Wyoming State Government
Wyoming State Government consists of three branches: the executive, legislative, and judicial branches.
The executive branch is headed by the governor and includes a secretary of state, auditor, treasurer and superintendent of public instruction. Wyoming does not have a lieutenant governor. Instead the secretary of state stands first in the line of succession. The current Governor of Wyoming is Matt Mead (pictured right), Republican, serving his second four-year term in office.
The Wyoming state legislature comprises a House of Representatives with 60 members and a Senate with 30 members. The state legislature meets annually, for one or two months starting in January. See below for more information about the structure of the state legislature and its current activity (if in session).
Wyoming’s highest court is the Supreme Court of Wyoming, with five justices presiding over appeals from the state’s lower courts. Wyoming is unusual in that it does not have an intermediate appellate court, like most states. This is largely attributable to the state’s size and correspondingly lower caseload. Appeals from the state district courts go directly to the Wyoming Supreme Court.
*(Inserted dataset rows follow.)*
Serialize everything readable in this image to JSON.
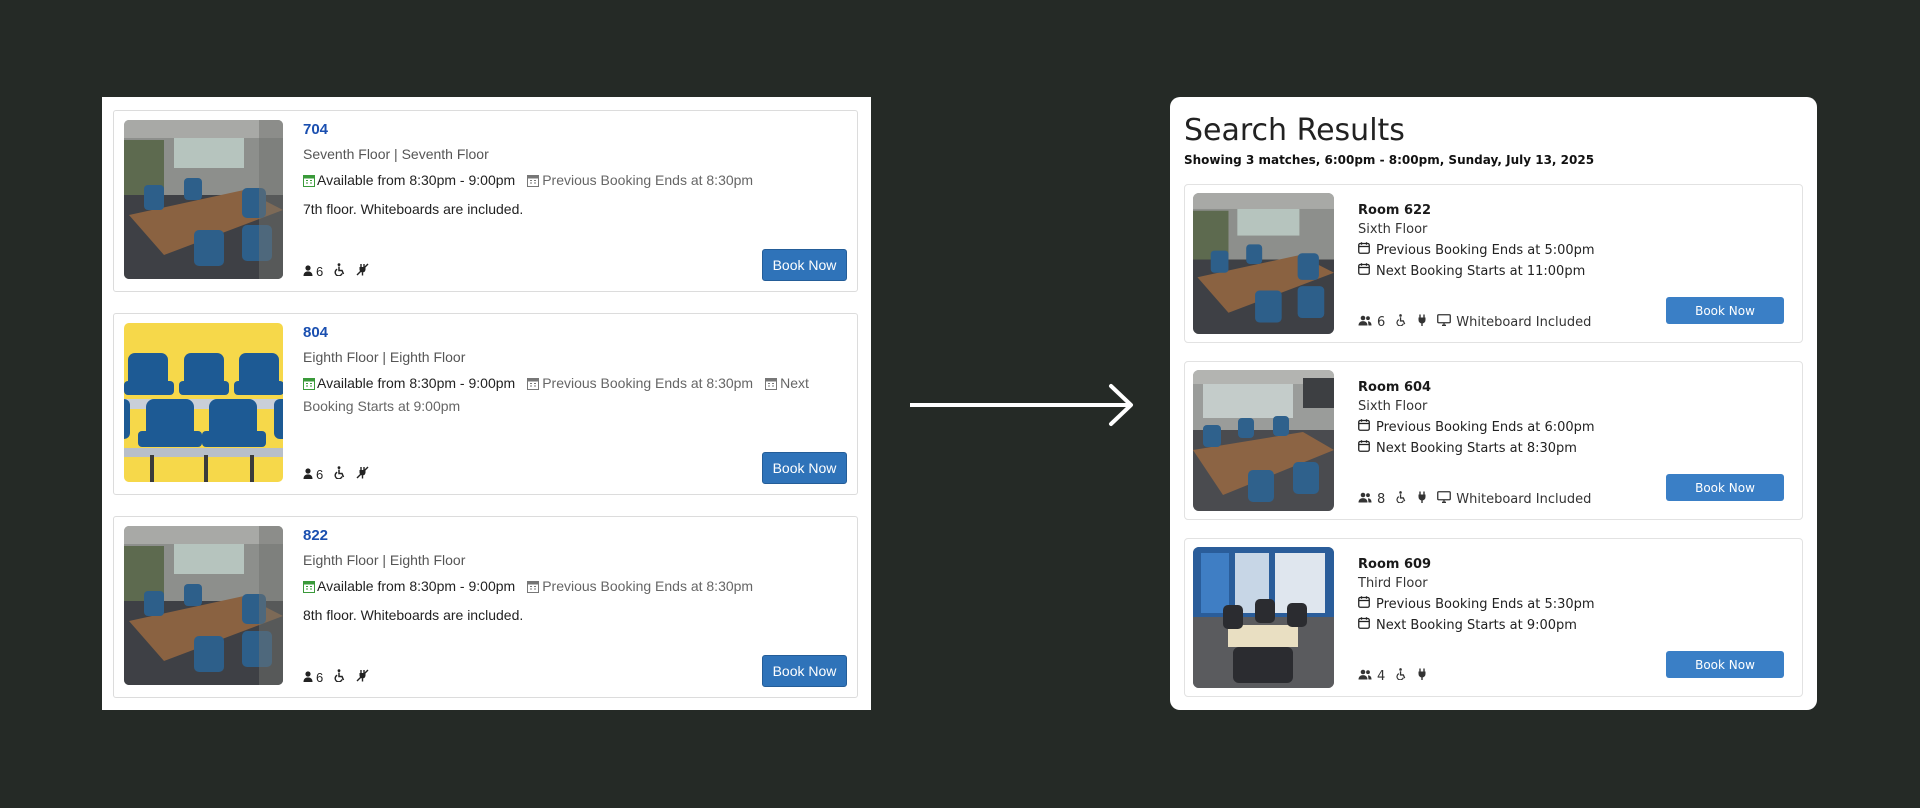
{
  "old_version": {
    "rooms": [
      {
        "title": "704",
        "floor": "Seventh Floor | Seventh Floor",
        "available": "Available from 8:30pm - 9:00pm",
        "previous": "Previous Booking Ends at 8:30pm",
        "next": "",
        "description": "7th floor. Whiteboards are included.",
        "capacity": "6",
        "button": "Book Now",
        "photo": "meeting-room-photo"
      },
      {
        "title": "804",
        "floor": "Eighth Floor | Eighth Floor",
        "available": "Available from 8:30pm - 9:00pm",
        "previous": "Previous Booking Ends at 8:30pm",
        "next": "Next Booking Starts at 9:00pm",
        "description": "",
        "capacity": "6",
        "button": "Book Now",
        "photo": "placeholder-chairs-illustration"
      },
      {
        "title": "822",
        "floor": "Eighth Floor | Eighth Floor",
        "available": "Available from 8:30pm - 9:00pm",
        "previous": "Previous Booking Ends at 8:30pm",
        "next": "",
        "description": "8th floor. Whiteboards are included.",
        "capacity": "6",
        "button": "Book Now",
        "photo": "meeting-room-photo"
      }
    ]
  },
  "new_version": {
    "heading": "Search Results",
    "subheading": "Showing 3 matches, 6:00pm - 8:00pm, Sunday, July 13, 2025",
    "rooms": [
      {
        "title": "Room 622",
        "floor": "Sixth Floor",
        "previous": "Previous Booking Ends at 5:00pm",
        "next": "Next Booking Starts at 11:00pm",
        "capacity": "6",
        "whiteboard": "Whiteboard Included",
        "button": "Book Now"
      },
      {
        "title": "Room 604",
        "floor": "Sixth Floor",
        "previous": "Previous Booking Ends at 6:00pm",
        "next": "Next Booking Starts at 8:30pm",
        "capacity": "8",
        "whiteboard": "Whiteboard Included",
        "button": "Book Now"
      },
      {
        "title": "Room 609",
        "floor": "Third Floor",
        "previous": "Previous Booking Ends at 5:30pm",
        "next": "Next Booking Starts at 9:00pm",
        "capacity": "4",
        "whiteboard": "",
        "button": "Book Now"
      }
    ]
  },
  "colors": {
    "page_background": "#252a26",
    "old_link": "#1a4fb0",
    "old_button": "#2f73b9",
    "new_button": "#3a7fc6",
    "calendar_green": "#3a9a3a",
    "placeholder_yellow": "#f6d84a",
    "placeholder_chair_blue": "#1d5a94"
  }
}
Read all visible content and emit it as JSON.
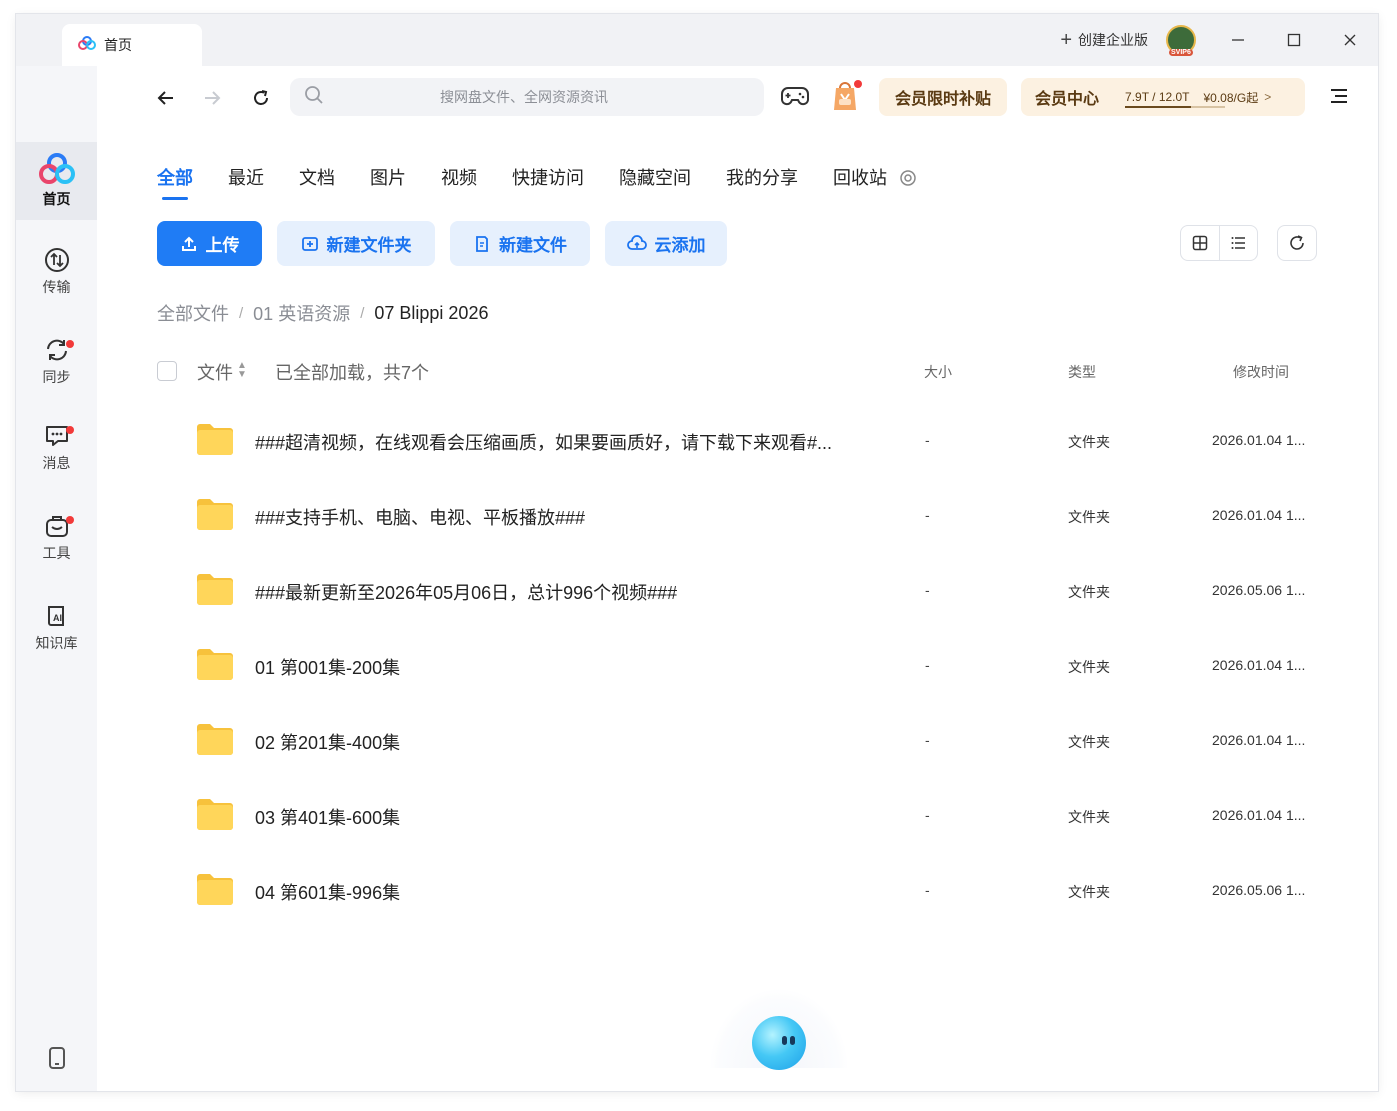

Wyoming also has state circuit courts (formerly county courts), of limited jurisdiction, which handle certain types of cases, such as civil claims with lower dollar amounts, misdemeanor criminal offenses, and felony arraignments.
Structure of the Legislature
The Wyoming Legislature is a 90-member citizen legislature, meaning the members elected serve part-time and this is typically not the members’ primary occupation. Wyoming remains one of the few states that have a true part-time citizen legislature.
There are 30 legislators elected to the Wyoming Senate, each elected to serve four-year terms. There are 60 legislators elected to the Wyoming House of Representatives, each elected to serve two-year terms. Click here for a current list of Wyoming’s state legislators. The current Senate has 26 Republicans and 4 Democrats. The current House has 52 Republicans and 8 Democrats,
The Legislature employs a small number of non-partisan staff to provide administrative and professional services for the state’s legislative branch of government. Some of these staff work year round for the Wyoming Legislative Service Office (LSO) and others work part-time during the session for the Wyoming Senate and the Wyoming House of Representatives. Legislators themselves do not have personal staff or caucus staff.
A great deal of the Legislature’s work is accomplished through the efforts of legislative committees. There are 12 permanent parallel committees in the Wyoming Senate and Wyoming House of Representatives – Agriculture, Public Lands and Water Resources; Appropriations; Corporations, Elections and Political Subdivisions; Education; Journal; Rules and Procedures; Judiciary; Labor, Health and Social Services; Minerals, Business and Economic Development; Revenue; Rules and Procedures; Transportation, Highways and Military Affairs; and Travel, Recreation, Wildlife and Cultural Resources. These committees are known as “standing” committees; most legislators serve on several of these committees.
These committees do most of their work during the time the full legislature is not in session. Click here for summaries of each committee’s interim activities in 2013.
Participating in the Legislative Process
Sheridan County’s local representatives want your input, year round. Our representatives (click on the name for full contact information):
Rep. Mark Kinner, House District 29, firstname.lastname@example.org
Rep. Mark Jennings, House District 30, email@example.com
Rep. Rosie Berger, House District 51, House Speaker Pro Tempore, firstname.lastname@example.org
Rep. Mike Madden, House District 40, email@example.com
Click here for a full list of the current representatives to the Wyoming State Legislature. You can write, email, or call any of the state legislators at any time, with email being the recommended approach while the legislature is in session.
While the legislative is in session, you can also use the new Online Hotline or Telephone Hotline to send a quick, short comment to all of the state legislators. Click here for the fast and easy process.
You can also attend legislative meetings to voice your opinions. Click here for guidelines on attending the meetings.
Sheridan County Chamber’s Legislative Forum
Each year, before the start of the new year’s state legislature, the Sheridan County Chamber’s Governmental Affairs Committee holds a two-day Legislative Forum where local businesses, organizations, and individuals affected by state legislative decisions in funding and regulation can present updates and current issues before a panel of our own local representatives to the state legislature. This is a highly valued service for all parties concerned, to help ensure that our representatives are well positioned to represent local concerns in the state arena.
Information shared at the annual forum is also shared publicly for the entire Sheridan County audience, both by reporting from local media and by a video re-broadcast of the entire forum proceedings.